Start of Data for analysis
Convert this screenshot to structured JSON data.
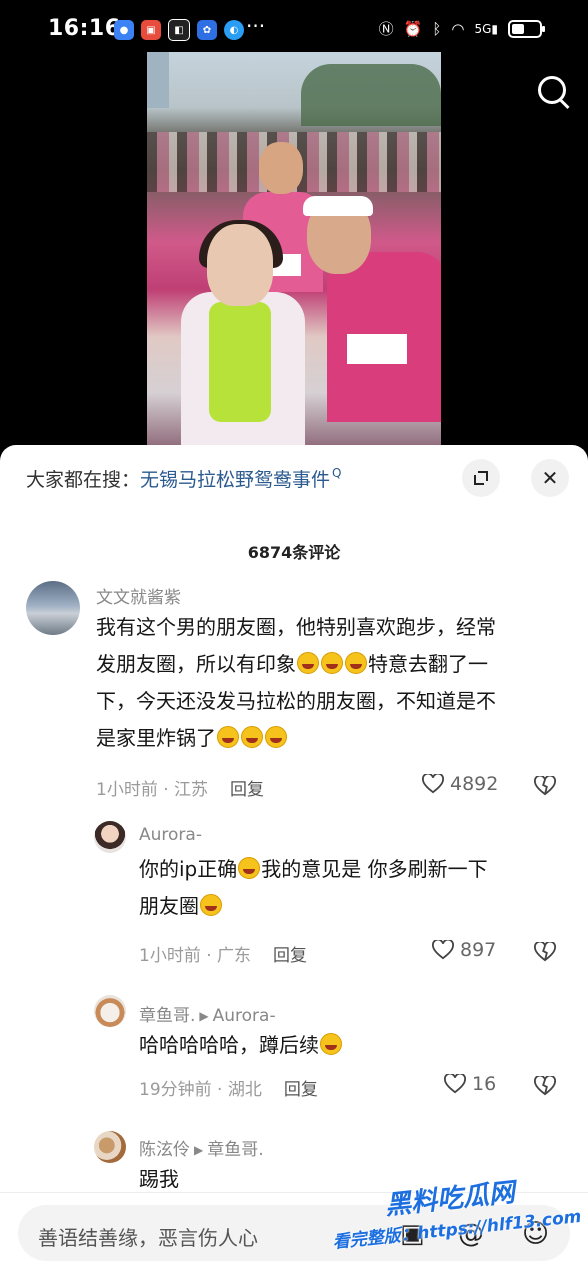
{
  "status_bar": {
    "time": "16:16",
    "network": "5G",
    "dots": "···"
  },
  "video": {},
  "trending": {
    "prefix": "大家都在搜：",
    "topic": "无锡马拉松野鸳鸯事件"
  },
  "comments_count": "6874条评论",
  "comments": [
    {
      "user": "文文就酱紫",
      "lines": [
        "我有这个男的朋友圈，他特别喜欢跑步，经常",
        "发朋友圈，所以有印象",
        "特意去翻了一",
        "下，今天还没发马拉松的朋友圈，不知道是不",
        "是家里炸锅了"
      ],
      "time": "1小时前 · 江苏",
      "reply": "回复",
      "likes": "4892"
    },
    {
      "user": "Aurora-",
      "lines": [
        "你的ip正确",
        "我的意见是 你多刷新一下",
        "朋友圈"
      ],
      "time": "1小时前 · 广东",
      "reply": "回复",
      "likes": "897"
    },
    {
      "user": "章鱼哥.",
      "reply_to": "Aurora-",
      "lines": [
        "哈哈哈哈哈，蹲后续"
      ],
      "time": "19分钟前 · 湖北",
      "reply": "回复",
      "likes": "16"
    },
    {
      "user": "陈泫伶",
      "reply_to": "章鱼哥.",
      "lines": [
        "踢我"
      ]
    }
  ],
  "input": {
    "placeholder": "善语结善缘，恶言伤人心"
  },
  "watermark": {
    "line1": "黑料吃瓜网",
    "line2": "看完整版：https://hlf13.com"
  },
  "colors": {
    "topic": "#2b5a8e",
    "accent_pink": "#d93d7c"
  }
}
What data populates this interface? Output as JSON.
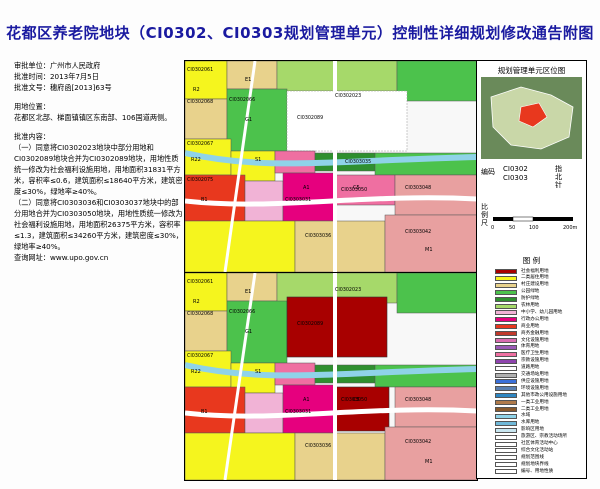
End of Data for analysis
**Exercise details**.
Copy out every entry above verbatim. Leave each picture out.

**Reply**.
Convert this screenshot to structured JSON data.
{
  "status_bar": {
    "time": "16:16",
    "network": "5G",
    "dots": "···"
  },
  "video": {},
  "trending": {
    "prefix": "大家都在搜：",
    "topic": "无锡马拉松野鸳鸯事件"
  },
  "comments_count": "6874条评论",
  "comments": [
    {
      "user": "文文就酱紫",
      "lines": [
        "我有这个男的朋友圈，他特别喜欢跑步，经常",
        "发朋友圈，所以有印象",
        "特意去翻了一",
        "下，今天还没发马拉松的朋友圈，不知道是不",
        "是家里炸锅了"
      ],
      "time": "1小时前 · 江苏",
      "reply": "回复",
      "likes": "4892"
    },
    {
      "user": "Aurora-",
      "lines": [
        "你的ip正确",
        "我的意见是 你多刷新一下",
        "朋友圈"
      ],
      "time": "1小时前 · 广东",
      "reply": "回复",
      "likes": "897"
    },
    {
      "user": "章鱼哥.",
      "reply_to": "Aurora-",
      "lines": [
        "哈哈哈哈哈，蹲后续"
      ],
      "time": "19分钟前 · 湖北",
      "reply": "回复",
      "likes": "16"
    },
    {
      "user": "陈泫伶",
      "reply_to": "章鱼哥.",
      "lines": [
        "踢我"
      ]
    }
  ],
  "input": {
    "placeholder": "善语结善缘，恶言伤人心"
  },
  "watermark": {
    "line1": "黑料吃瓜网",
    "line2": "看完整版：https://hlf13.com"
  },
  "colors": {
    "topic": "#2b5a8e",
    "accent_pink": "#d93d7c"
  }
}
What data populates this interface? Output as JSON.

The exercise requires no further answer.